**Exercise aim**. Look through the listing and locate every line containing the word "Policies"; copy those lines.
=-=-=
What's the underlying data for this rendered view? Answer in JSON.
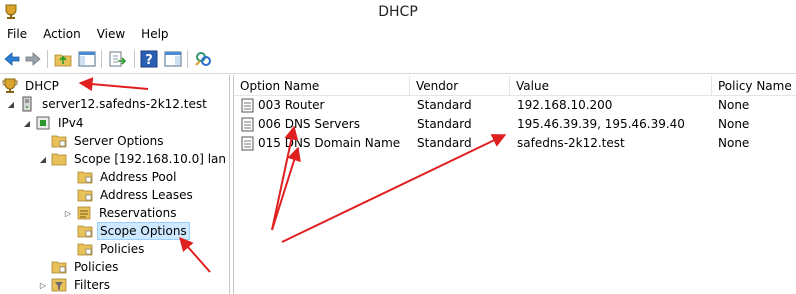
{
  "window": {
    "title": "DHCP"
  },
  "menu": [
    "File",
    "Action",
    "View",
    "Help"
  ],
  "toolbar": {
    "buttons": [
      "back-icon",
      "forward-icon",
      "up-folder-icon",
      "show-hide-console-tree-icon",
      "export-list-icon",
      "help-icon",
      "show-hide-action-pane-icon",
      "refresh-server-icon"
    ]
  },
  "tree": {
    "root": "DHCP",
    "server": "server12.safedns-2k12.test",
    "ipv4": "IPv4",
    "server_options": "Server Options",
    "scope": "Scope [192.168.10.0] lan",
    "address_pool": "Address Pool",
    "address_leases": "Address Leases",
    "reservations": "Reservations",
    "scope_options": "Scope Options",
    "scope_policies": "Policies",
    "policies": "Policies",
    "filters": "Filters"
  },
  "table": {
    "headers": [
      "Option Name",
      "Vendor",
      "Value",
      "Policy Name"
    ],
    "rows": [
      [
        "003 Router",
        "Standard",
        "192.168.10.200",
        "None"
      ],
      [
        "006 DNS Servers",
        "Standard",
        "195.46.39.39, 195.46.39.40",
        "None"
      ],
      [
        "015 DNS Domain Name",
        "Standard",
        "safedns-2k12.test",
        "None"
      ]
    ]
  },
  "colors": {
    "annotation_arrow": "#e02020",
    "selection": "#cde8ff",
    "folder": "#e8c15a"
  }
}
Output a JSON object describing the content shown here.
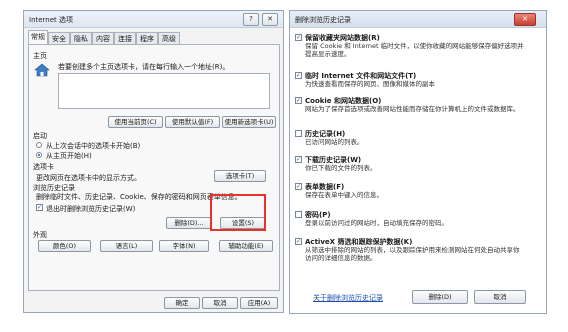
{
  "left_dialog": {
    "title": "Internet 选项",
    "help_glyph": "?",
    "close_glyph": "✕",
    "tabs": [
      "常规",
      "安全",
      "隐私",
      "内容",
      "连接",
      "程序",
      "高级"
    ],
    "home_group_label": "主页",
    "home_hint": "若要创建多个主页选项卡，请在每行输入一个地址(R)。",
    "home_buttons": [
      "使用当前页(C)",
      "使用默认值(F)",
      "使用新选项卡(U)"
    ],
    "startup_label": "启动",
    "startup_options": [
      "从上次会话中的选项卡开始(B)",
      "从主页开始(H)"
    ],
    "tabs_group_label": "选项卡",
    "tabs_hint": "更改网页在选项卡中的显示方式。",
    "tabs_button": "选项卡(T)",
    "history_label": "浏览历史记录",
    "history_hint": "删除临时文件、历史记录、Cookie、保存的密码和网页表单信息。",
    "delete_on_exit": "退出时删除浏览历史记录(W)",
    "delete_button": "删除(D)...",
    "settings_button": "设置(S)",
    "appearance_label": "外观",
    "appearance_buttons": [
      "颜色(O)",
      "语言(L)",
      "字体(N)",
      "辅助功能(E)"
    ],
    "footer_buttons": [
      "确定",
      "取消",
      "应用(A)"
    ]
  },
  "right_dialog": {
    "title": "删除浏览历史记录",
    "close_glyph": "✕",
    "items": [
      {
        "title": "保留收藏夹网站数据(R)",
        "desc": "保留 Cookie 和 Internet 临时文件，以使你收藏的网站能够保存偏好选项并提高显示速度。",
        "checked": true
      },
      {
        "title": "临时 Internet 文件和网站文件(T)",
        "desc": "为快速查看而保存的网页、图像和媒体的副本",
        "checked": true
      },
      {
        "title": "Cookie 和网站数据(O)",
        "desc": "网站为了保存首选项或改善网站性能而存储在你计算机上的文件或数据库。",
        "checked": true
      },
      {
        "title": "历史记录(H)",
        "desc": "已访问网站的列表。",
        "checked": false
      },
      {
        "title": "下载历史记录(W)",
        "desc": "你已下载的文件的列表。",
        "checked": true
      },
      {
        "title": "表单数据(F)",
        "desc": "保存在表单中键入的信息。",
        "checked": true
      },
      {
        "title": "密码(P)",
        "desc": "登录以前访问过的网站时，自动填充保存的密码。",
        "checked": false
      },
      {
        "title": "ActiveX 筛选和跟踪保护数据(K)",
        "desc": "从筛选中排除的网站的列表，以及跟踪保护用来检测网站在何处自动共享你访问的详细信息的数据。",
        "checked": true
      }
    ],
    "link": "关于删除浏览历史记录",
    "buttons": [
      "删除(D)",
      "取消"
    ]
  }
}
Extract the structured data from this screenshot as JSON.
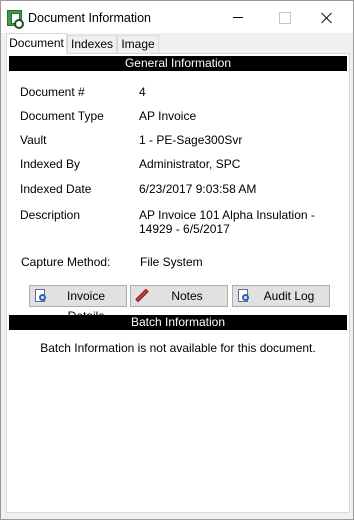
{
  "window": {
    "title": "Document Information",
    "icon": "document-capture-app-icon"
  },
  "tabs": [
    {
      "label": "Document",
      "active": true
    },
    {
      "label": "Indexes",
      "active": false
    },
    {
      "label": "Image",
      "active": false
    }
  ],
  "general": {
    "header": "General Information",
    "fields": {
      "document_number": {
        "label": "Document #",
        "value": "4"
      },
      "document_type": {
        "label": "Document Type",
        "value": "AP Invoice"
      },
      "vault": {
        "label": "Vault",
        "value": "1 - PE-Sage300Svr"
      },
      "indexed_by": {
        "label": "Indexed By",
        "value": "Administrator, SPC"
      },
      "indexed_date": {
        "label": "Indexed Date",
        "value": "6/23/2017 9:03:58 AM"
      },
      "description": {
        "label": "Description",
        "value_line1": "AP Invoice 101 Alpha Insulation -",
        "value_line2": "14929 - 6/5/2017"
      },
      "capture_method": {
        "label": "Capture Method:",
        "value": "File System"
      }
    }
  },
  "buttons": {
    "invoice_details": {
      "label": "Invoice Details",
      "icon": "document-magnifier-icon"
    },
    "notes": {
      "label": "Notes",
      "icon": "pencil-icon"
    },
    "audit_log": {
      "label": "Audit Log",
      "icon": "document-magnifier-icon"
    }
  },
  "batch": {
    "header": "Batch Information",
    "message": "Batch Information is not available for this document."
  }
}
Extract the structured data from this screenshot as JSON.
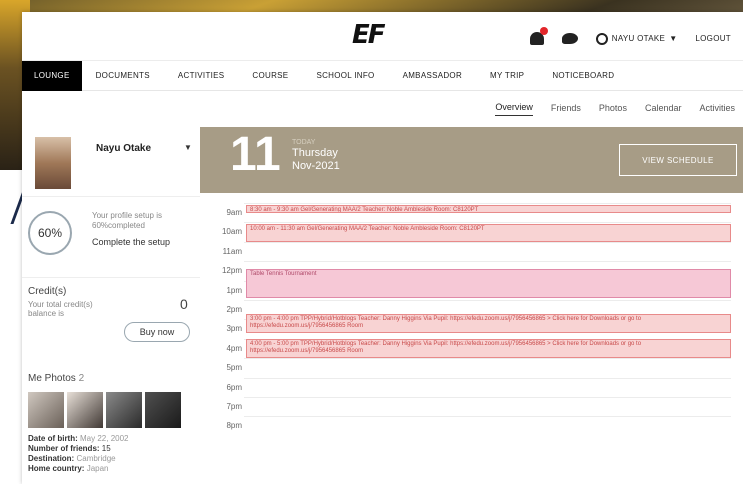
{
  "header": {
    "logo": "EF",
    "user_name": "NAYU OTAKE",
    "logout": "LOGOUT"
  },
  "nav": [
    {
      "label": "LOUNGE",
      "active": true
    },
    {
      "label": "DOCUMENTS"
    },
    {
      "label": "ACTIVITIES"
    },
    {
      "label": "COURSE"
    },
    {
      "label": "SCHOOL INFO"
    },
    {
      "label": "AMBASSADOR"
    },
    {
      "label": "MY TRIP"
    },
    {
      "label": "NOTICEBOARD"
    }
  ],
  "subnav": [
    {
      "label": "Overview",
      "active": true
    },
    {
      "label": "Friends"
    },
    {
      "label": "Photos"
    },
    {
      "label": "Calendar"
    },
    {
      "label": "Activities"
    }
  ],
  "profile": {
    "name": "Nayu Otake",
    "setup_percent": "60%",
    "setup_text": "Your profile setup is 60%completed",
    "setup_link": "Complete the setup"
  },
  "credits": {
    "title": "Credit(s)",
    "desc": "Your total credit(s) balance is",
    "value": "0",
    "buy_label": "Buy now"
  },
  "photos": {
    "title": "Me Photos",
    "count": "2"
  },
  "info": {
    "dob_label": "Date of birth:",
    "dob_value": "May 22, 2002",
    "friends_label": "Number of friends:",
    "friends_value": "15",
    "dest_label": "Destination:",
    "dest_value": "Cambridge",
    "country_label": "Home country:",
    "country_value": "Japan"
  },
  "date": {
    "day": "11",
    "today": "TODAY",
    "weekday": "Thursday",
    "month": "Nov-2021",
    "view_schedule": "VIEW SCHEDULE"
  },
  "schedule": {
    "times": [
      "9am",
      "10am",
      "11am",
      "12pm",
      "1pm",
      "2pm",
      "3pm",
      "4pm",
      "5pm",
      "6pm",
      "7pm",
      "8pm"
    ],
    "events": [
      {
        "text": "8:30 am - 9:30 am    Gel/Generating MAA/2 Teacher: Noble Ambleside Room: C8120PT",
        "top_slot": 0,
        "span": 0.5,
        "pink": false
      },
      {
        "text": "10:00 am - 11:30 am    Gel/Generating MAA/2 Teacher: Noble Ambleside Room: C8120PT",
        "top_slot": 1,
        "span": 1,
        "pink": false
      },
      {
        "text": "Table Tennis Tournament",
        "top_slot": 3.3,
        "span": 1.6,
        "pink": true
      },
      {
        "text": "3:00 pm - 4:00 pm    TPP/Hybrid/Hotblogs Teacher: Danny Higgins Via Pupil: https://efedu.zoom.us/j/7956456865 > Click here for Downloads or go to https://efedu.zoom.us/j/7956456865 Room",
        "top_slot": 5.6,
        "span": 1.1,
        "pink": false
      },
      {
        "text": "4:00 pm - 5:00 pm    TPP/Hybrid/Hotblogs Teacher: Danny Higgins Via Pupil: https://efedu.zoom.us/j/7956456865 > Click here for Downloads or go to https://efedu.zoom.us/j/7956456865 Room",
        "top_slot": 6.9,
        "span": 1.1,
        "pink": false
      }
    ]
  }
}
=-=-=
**Your solution**.
    "scope_policies": "Policies",
    "policies": "Policies",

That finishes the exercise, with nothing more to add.